### Task material
****************

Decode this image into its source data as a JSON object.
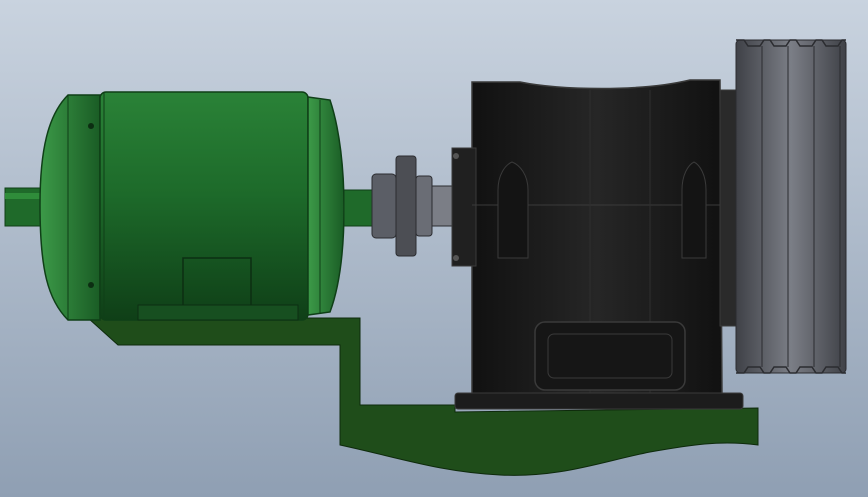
{
  "scene": {
    "description_visible_text": "",
    "colors": {
      "background_top": "#c9d3df",
      "background_bottom": "#8f9fb3",
      "motor_green": "#1d6a2a",
      "motor_green_light": "#2f8c3a",
      "motor_green_dark": "#0f3f17",
      "frame_green": "#1f4d1a",
      "gearbox_black": "#1a1a1a",
      "gearbox_edge": "#3a3a3a",
      "pulley_gray": "#4c4e54",
      "pulley_light": "#7b7e86",
      "coupling_gray": "#5b5e66",
      "shaft_green": "#1f6a2a"
    }
  }
}
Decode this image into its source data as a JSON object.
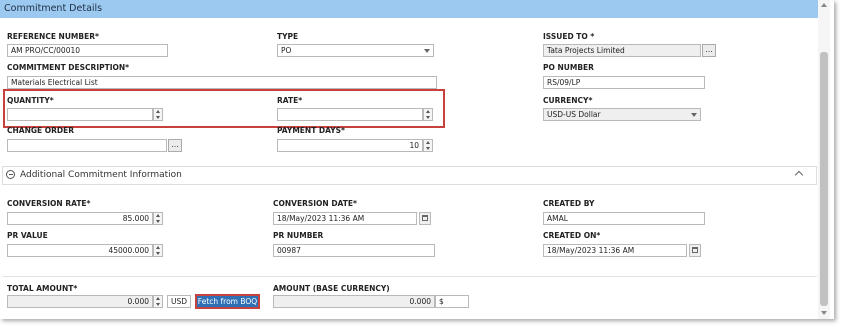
{
  "header": {
    "title": "Commitment Details"
  },
  "fields": {
    "reference_number": {
      "label": "REFERENCE NUMBER*",
      "value": "AM PRO/CC/00010"
    },
    "type": {
      "label": "TYPE",
      "value": "PO"
    },
    "issued_to": {
      "label": "ISSUED TO *",
      "value": "Tata Projects Limited",
      "button": "..."
    },
    "commitment_description": {
      "label": "COMMITMENT DESCRIPTION*",
      "value": "Materials Electrical List"
    },
    "po_number": {
      "label": "PO NUMBER",
      "value": "RS/09/LP"
    },
    "quantity": {
      "label": "QUANTITY*",
      "value": ""
    },
    "rate": {
      "label": "RATE*",
      "value": ""
    },
    "currency": {
      "label": "CURRENCY*",
      "value": "USD-US Dollar"
    },
    "change_order": {
      "label": "CHANGE ORDER",
      "value": "",
      "button": "..."
    },
    "payment_days": {
      "label": "PAYMENT DAYS*",
      "value": "10"
    }
  },
  "additional": {
    "title": "Additional Commitment Information",
    "conversion_rate": {
      "label": "CONVERSION RATE*",
      "value": "85.000"
    },
    "conversion_date": {
      "label": "CONVERSION DATE*",
      "value": "18/May/2023 11:36 AM"
    },
    "created_by": {
      "label": "CREATED BY",
      "value": "AMAL"
    },
    "pr_value": {
      "label": "PR VALUE",
      "value": "45000.000"
    },
    "pr_number": {
      "label": "PR NUMBER",
      "value": "00987"
    },
    "created_on": {
      "label": "CREATED ON*",
      "value": "18/May/2023 11:36 AM"
    }
  },
  "totals": {
    "total_amount": {
      "label": "TOTAL AMOUNT*",
      "value": "0.000",
      "unit": "USD"
    },
    "fetch_button": "Fetch from BOQ",
    "amount_base": {
      "label": "AMOUNT (BASE CURRENCY)",
      "value": "0.000",
      "unit": "$"
    }
  },
  "colors": {
    "header": "#9cc9f0",
    "highlight": "#c9413c",
    "fetch_button": "#2f6fb5"
  },
  "icons": [
    "ellipsis-icon",
    "dropdown-caret-icon",
    "spinner-icon",
    "calendar-icon",
    "collapse-minus-icon",
    "chevron-up-icon"
  ]
}
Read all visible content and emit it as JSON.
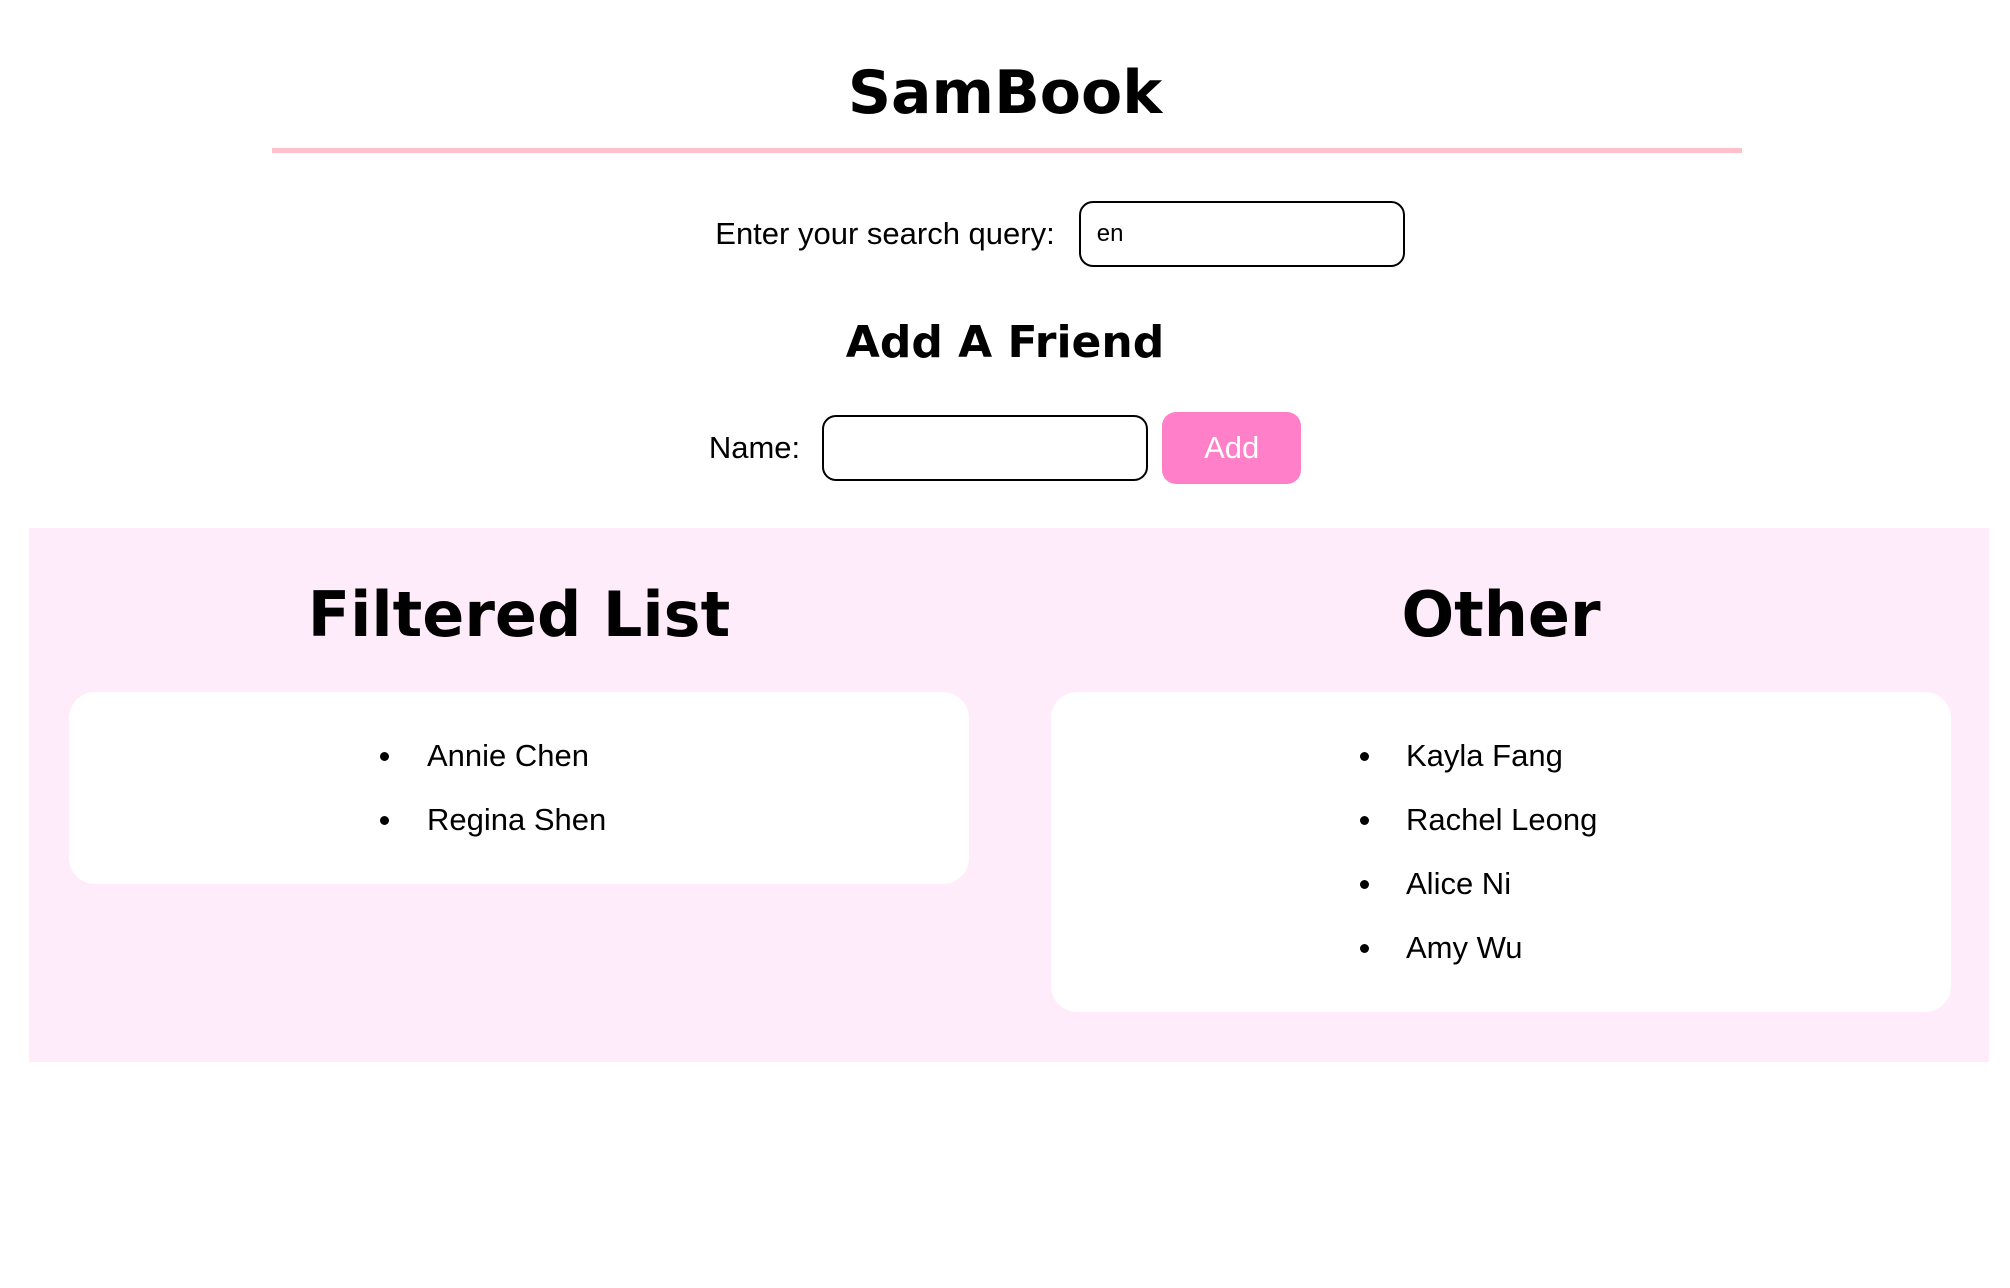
{
  "header": {
    "title": "SamBook"
  },
  "search": {
    "label": "Enter your search query:",
    "value": "en",
    "placeholder": ""
  },
  "add_friend": {
    "heading": "Add A Friend",
    "name_label": "Name:",
    "name_value": "",
    "add_label": "Add"
  },
  "filtered": {
    "heading": "Filtered List",
    "items": [
      "Annie Chen",
      "Regina Shen"
    ]
  },
  "other": {
    "heading": "Other",
    "items": [
      "Kayla Fang",
      "Rachel Leong",
      "Alice Ni",
      "Amy Wu"
    ]
  },
  "colors": {
    "accent_rule": "#ffc0cb",
    "add_button": "#ff7fc8",
    "panel_background": "#ffecfa"
  }
}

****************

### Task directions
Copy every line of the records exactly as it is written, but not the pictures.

### Expected output
Decode this image into its source data as a JSON object.
{
  "scene": {
    "description_visible_text": "",
    "colors": {
      "background_top": "#c9d3df",
      "background_bottom": "#8f9fb3",
      "motor_green": "#1d6a2a",
      "motor_green_light": "#2f8c3a",
      "motor_green_dark": "#0f3f17",
      "frame_green": "#1f4d1a",
      "gearbox_black": "#1a1a1a",
      "gearbox_edge": "#3a3a3a",
      "pulley_gray": "#4c4e54",
      "pulley_light": "#7b7e86",
      "coupling_gray": "#5b5e66",
      "shaft_green": "#1f6a2a"
    }
  }
}
Decode this image into its source data as a JSON object.
{
  "header": {
    "title": "Commitment Details"
  },
  "fields": {
    "reference_number": {
      "label": "REFERENCE NUMBER*",
      "value": "AM PRO/CC/00010"
    },
    "type": {
      "label": "TYPE",
      "value": "PO"
    },
    "issued_to": {
      "label": "ISSUED TO *",
      "value": "Tata Projects Limited",
      "button": "..."
    },
    "commitment_description": {
      "label": "COMMITMENT DESCRIPTION*",
      "value": "Materials Electrical List"
    },
    "po_number": {
      "label": "PO NUMBER",
      "value": "RS/09/LP"
    },
    "quantity": {
      "label": "QUANTITY*",
      "value": ""
    },
    "rate": {
      "label": "RATE*",
      "value": ""
    },
    "currency": {
      "label": "CURRENCY*",
      "value": "USD-US Dollar"
    },
    "change_order": {
      "label": "CHANGE ORDER",
      "value": "",
      "button": "..."
    },
    "payment_days": {
      "label": "PAYMENT DAYS*",
      "value": "10"
    }
  },
  "additional": {
    "title": "Additional Commitment Information",
    "conversion_rate": {
      "label": "CONVERSION RATE*",
      "value": "85.000"
    },
    "conversion_date": {
      "label": "CONVERSION DATE*",
      "value": "18/May/2023 11:36 AM"
    },
    "created_by": {
      "label": "CREATED BY",
      "value": "AMAL"
    },
    "pr_value": {
      "label": "PR VALUE",
      "value": "45000.000"
    },
    "pr_number": {
      "label": "PR NUMBER",
      "value": "00987"
    },
    "created_on": {
      "label": "CREATED ON*",
      "value": "18/May/2023 11:36 AM"
    }
  },
  "totals": {
    "total_amount": {
      "label": "TOTAL AMOUNT*",
      "value": "0.000",
      "unit": "USD"
    },
    "fetch_button": "Fetch from BOQ",
    "amount_base": {
      "label": "AMOUNT (BASE CURRENCY)",
      "value": "0.000",
      "unit": "$"
    }
  },
  "colors": {
    "header": "#9cc9f0",
    "highlight": "#c9413c",
    "fetch_button": "#2f6fb5"
  },
  "icons": [
    "ellipsis-icon",
    "dropdown-caret-icon",
    "spinner-icon",
    "calendar-icon",
    "collapse-minus-icon",
    "chevron-up-icon"
  ]
}
Read all visible content and emit it as JSON.
{
  "header": {
    "title": "SamBook"
  },
  "search": {
    "label": "Enter your search query:",
    "value": "en",
    "placeholder": ""
  },
  "add_friend": {
    "heading": "Add A Friend",
    "name_label": "Name:",
    "name_value": "",
    "add_label": "Add"
  },
  "filtered": {
    "heading": "Filtered List",
    "items": [
      "Annie Chen",
      "Regina Shen"
    ]
  },
  "other": {
    "heading": "Other",
    "items": [
      "Kayla Fang",
      "Rachel Leong",
      "Alice Ni",
      "Amy Wu"
    ]
  },
  "colors": {
    "accent_rule": "#ffc0cb",
    "add_button": "#ff7fc8",
    "panel_background": "#ffecfa"
  }
}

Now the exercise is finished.